In a recent study published in the journal Genome Medicine, researchers discovered changes in part of the DNA that could indicate early signs of fatal breast cancer. The abnormal patterns were detectable in the blood serum before the cancer affected the breast. With the help of this detection method, deadly breast cancer can be diagnosed up to a year earlier.
A team of researchers from University College London (UCL) found that in breast cancer, small molecules of carbon and hydrogen are attached to a specific marker (EFC # 93) in one process. This process is called DNA methylation. Abnormal DNA methylation is common in human tumors. Changes in methylation occur very early in breast cancer development. "Our study provides evidence for the first time that DNA methylation markers like EFC # 93 are a highly specific indicator that can diagnose fatal breast cancer up to a year earlier," explains Professor Martin Widschwendter from UCL. This could enable individualized treatment, which could even start without radiological evidence in the breast.
Methylation markers or mammography screening?

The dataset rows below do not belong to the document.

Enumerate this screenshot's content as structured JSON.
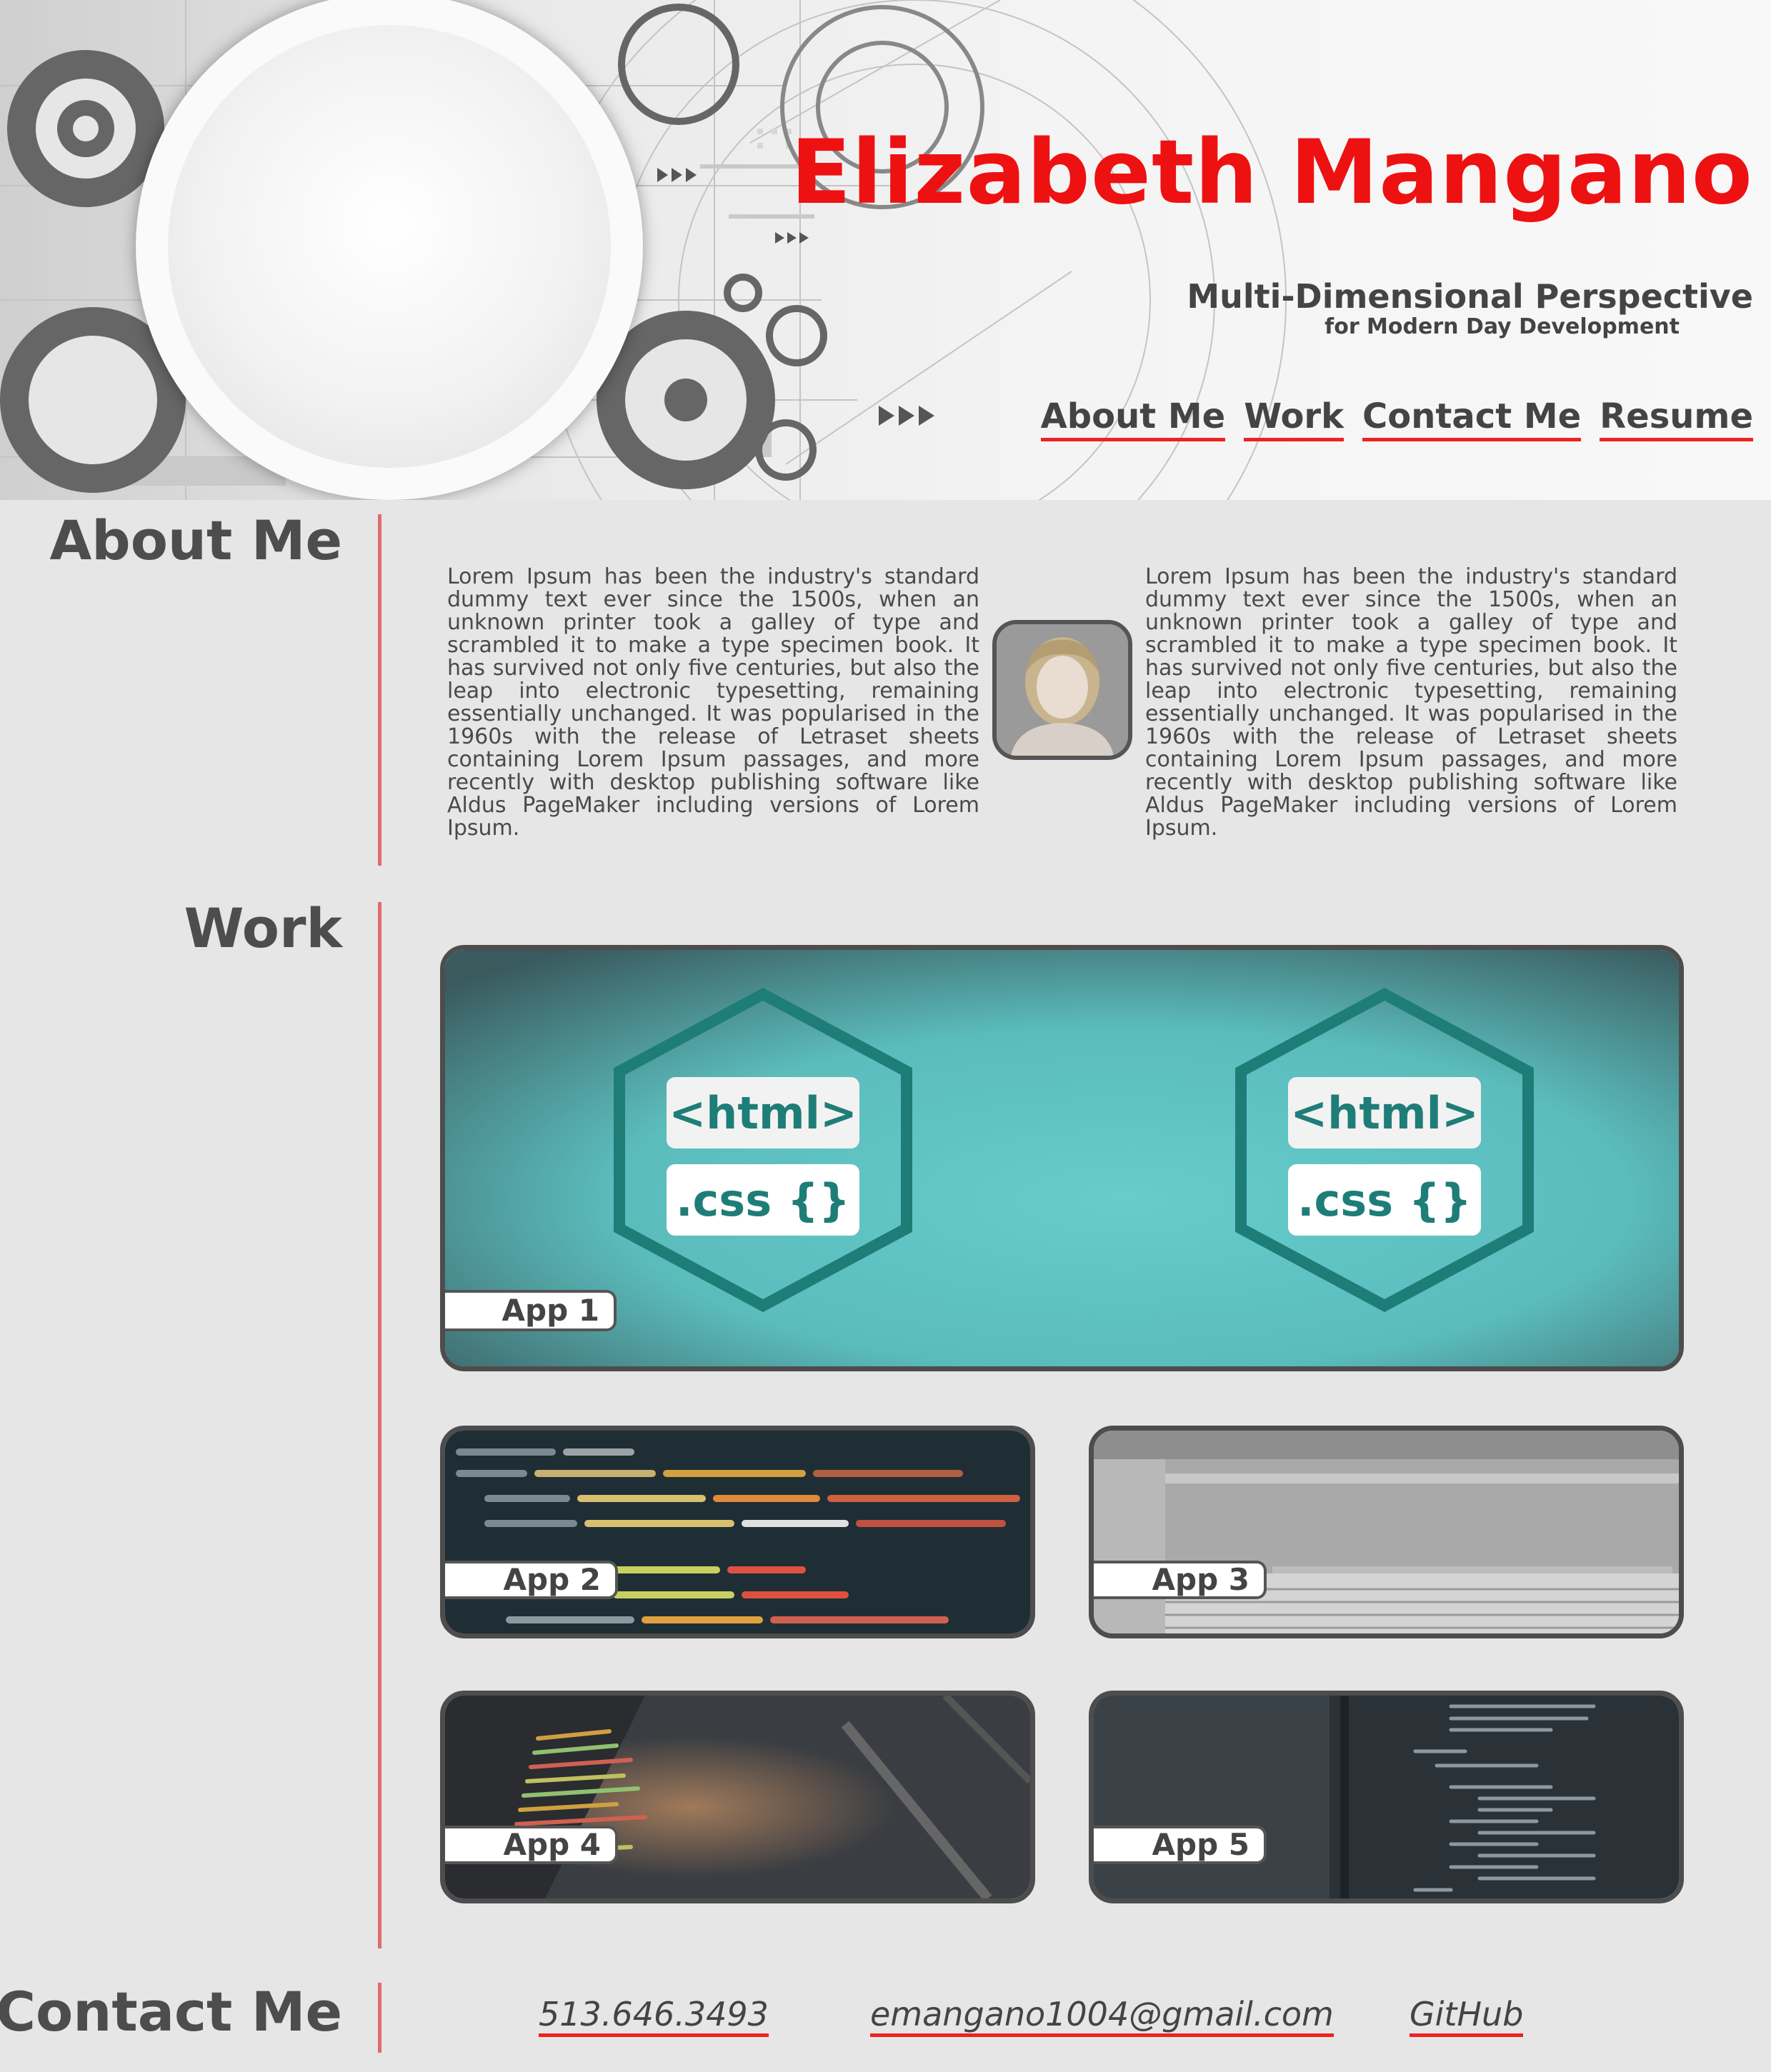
{
  "header": {
    "name": "Elizabeth Mangano",
    "tagline": "Multi-Dimensional Perspective",
    "tagline_sub": "for Modern Day Development",
    "nav": [
      "About Me",
      "Work",
      "Contact Me",
      "Resume"
    ]
  },
  "about": {
    "heading": "About Me",
    "paragraph_left": "Lorem Ipsum has been the industry's standard dummy text ever since the 1500s, when an unknown printer took a galley of type and scrambled it to make a type specimen book. It has survived not only five centuries, but also the leap into electronic typesetting, remaining essentially unchanged. It was popularised in the 1960s with the release of Letraset sheets containing Lorem Ipsum passages, and more recently with desktop publishing software like Aldus PageMaker including versions of Lorem Ipsum.",
    "paragraph_right": "Lorem Ipsum has been the industry's standard dummy text ever since the 1500s, when an unknown printer took a galley of type and scrambled it to make a type specimen book. It has survived not only five centuries, but also the leap into electronic typesetting, remaining essentially unchanged. It was popularised in the 1960s with the release of Letraset sheets containing Lorem Ipsum passages, and more recently with desktop publishing software like Aldus PageMaker including versions of Lorem Ipsum."
  },
  "work": {
    "heading": "Work",
    "apps": [
      "App 1",
      "App 2",
      "App 3",
      "App 4",
      "App 5"
    ],
    "badge_html": "<html>",
    "badge_css": ".css {}"
  },
  "contact": {
    "heading": "Contact Me",
    "phone": "513.646.3493",
    "email": "emangano1004@gmail.com",
    "github": "GitHub"
  },
  "colors": {
    "accent": "#ee1111",
    "divider": "#e06b6b",
    "text": "#4a4a4a",
    "background": "#e6e6e6",
    "teal": "#5ec3c3"
  }
}
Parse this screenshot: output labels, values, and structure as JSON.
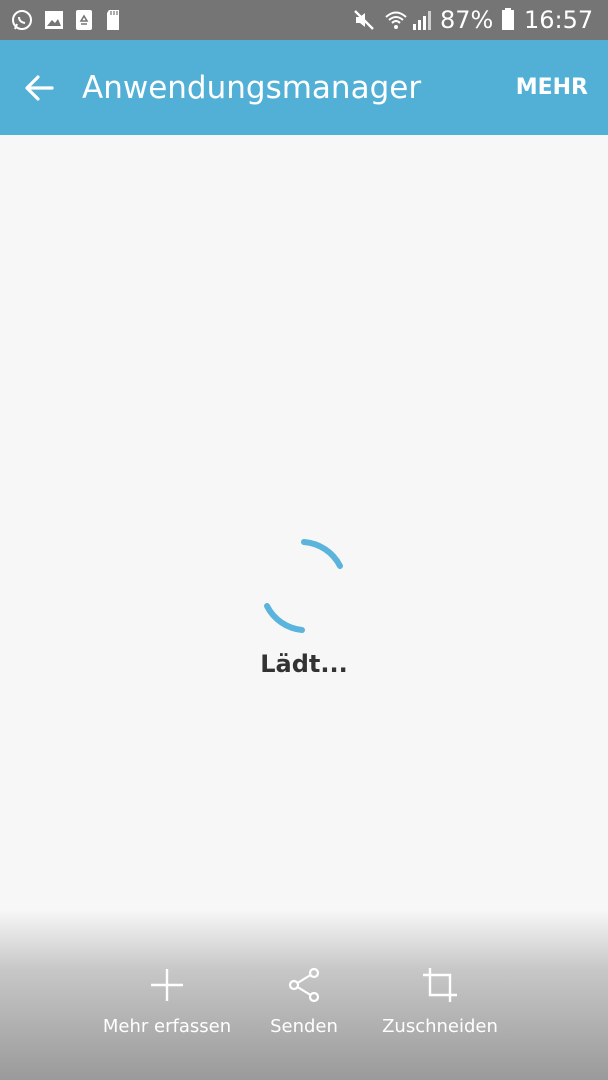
{
  "status_bar": {
    "battery_percent": "87%",
    "time": "16:57",
    "left_icons": [
      "whatsapp-icon",
      "gallery-icon",
      "recycle-icon",
      "sd-card-icon"
    ],
    "right_icons": [
      "mute-icon",
      "wifi-icon",
      "signal-icon",
      "battery-icon"
    ]
  },
  "app_bar": {
    "title": "Anwendungsmanager",
    "more_label": "MEHR",
    "back_icon": "back-arrow-icon",
    "color": "#52b0d7"
  },
  "content": {
    "loading_text": "Lädt...",
    "spinner_color": "#5ab4dc"
  },
  "bottom_actions": [
    {
      "label": "Mehr erfassen",
      "icon": "plus-icon"
    },
    {
      "label": "Senden",
      "icon": "share-icon"
    },
    {
      "label": "Zuschneiden",
      "icon": "crop-icon"
    }
  ]
}
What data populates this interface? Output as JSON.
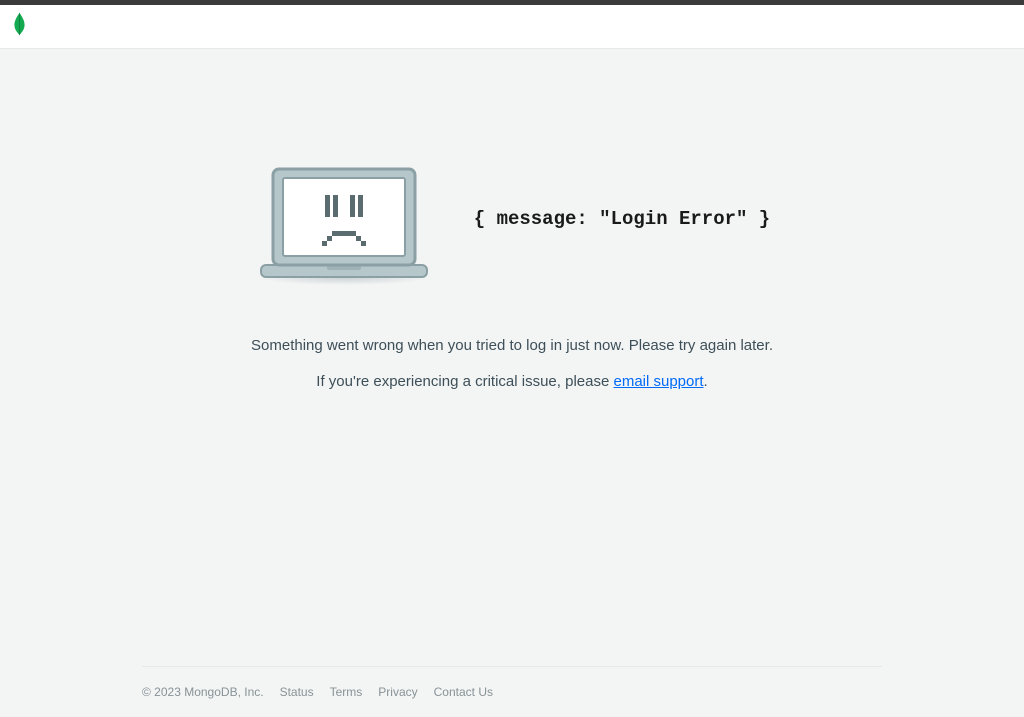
{
  "error": {
    "code_text": "{ message: \"Login Error\" }",
    "line1": "Something went wrong when you tried to log in just now. Please try again later.",
    "line2_prefix": "If you're experiencing a critical issue, please ",
    "email_link_text": "email support",
    "line2_suffix": "."
  },
  "footer": {
    "copyright": "© 2023 MongoDB, Inc.",
    "links": {
      "status": "Status",
      "terms": "Terms",
      "privacy": "Privacy",
      "contact": "Contact Us"
    }
  }
}
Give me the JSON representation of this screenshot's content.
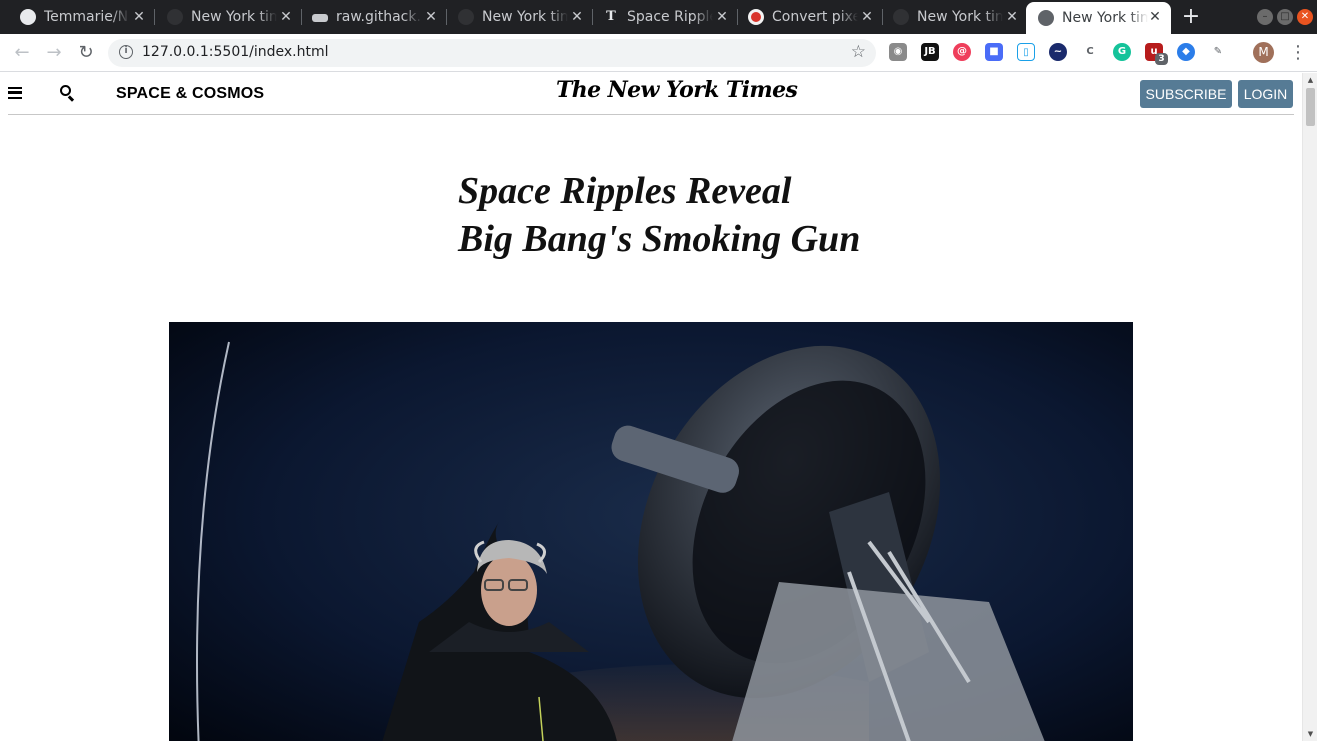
{
  "browser": {
    "tabs": [
      {
        "title": "Temmarie/N",
        "icon": "github-icon"
      },
      {
        "title": "New York tim",
        "icon": "github-icon"
      },
      {
        "title": "raw.githack.",
        "icon": "githack-icon"
      },
      {
        "title": "New York tim",
        "icon": "github-icon"
      },
      {
        "title": "Space Ripple",
        "icon": "nyt-icon"
      },
      {
        "title": "Convert pixe",
        "icon": "converter-icon"
      },
      {
        "title": "New York tim",
        "icon": "github-icon"
      },
      {
        "title": "New York tim",
        "icon": "globe-icon"
      }
    ],
    "url": "127.0.0.1:5501/index.html",
    "profile_initial": "M",
    "extension_badge": "3"
  },
  "site": {
    "section": "SPACE & COSMOS",
    "masthead": "The New York Times",
    "subscribe_label": "SUBSCRIBE",
    "login_label": "LOGIN",
    "accent_color": "#567b95"
  },
  "article": {
    "headline_line1": "Space Ripples Reveal",
    "headline_line2": "Big Bang's Smoking Gun"
  }
}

The researchers first analyzed the DNA methylation of EFC # 93 in blood serum samples from 419 breast cancer patients. According to Widschwendter, the presence of the EFC # 93 DNA methylation marker in blood serum was able to correctly identify women in 43 percent of those who developed fatal breast cancer within the next three to six months. "It was important that EFC # 93 did not detect early non-fatal breast cancer," reports Widschwendter. In comparison, mammography screening has a specificity of up to 92 percent, but leads to a very significant overdiagnosis. "This means that tumors are discovered that would never have caused clinical symptoms," said Widschwendter. The use of cell-free DNA as a marker is a promising way to avoid this problem.
Anti-hormone therapy for women with early breast cancer
According to the authors of the study, clinical trials are now required to assess whether women who have EFC # 93 DNA methylation markers and who do not have cancer that can be detected by mammography would benefit from anti-hormone therapy before the Cancer becomes visible in the breast. Professor Widschwendter's team is currently preparing a large-scale cell-free DNA research program for the population. (fp)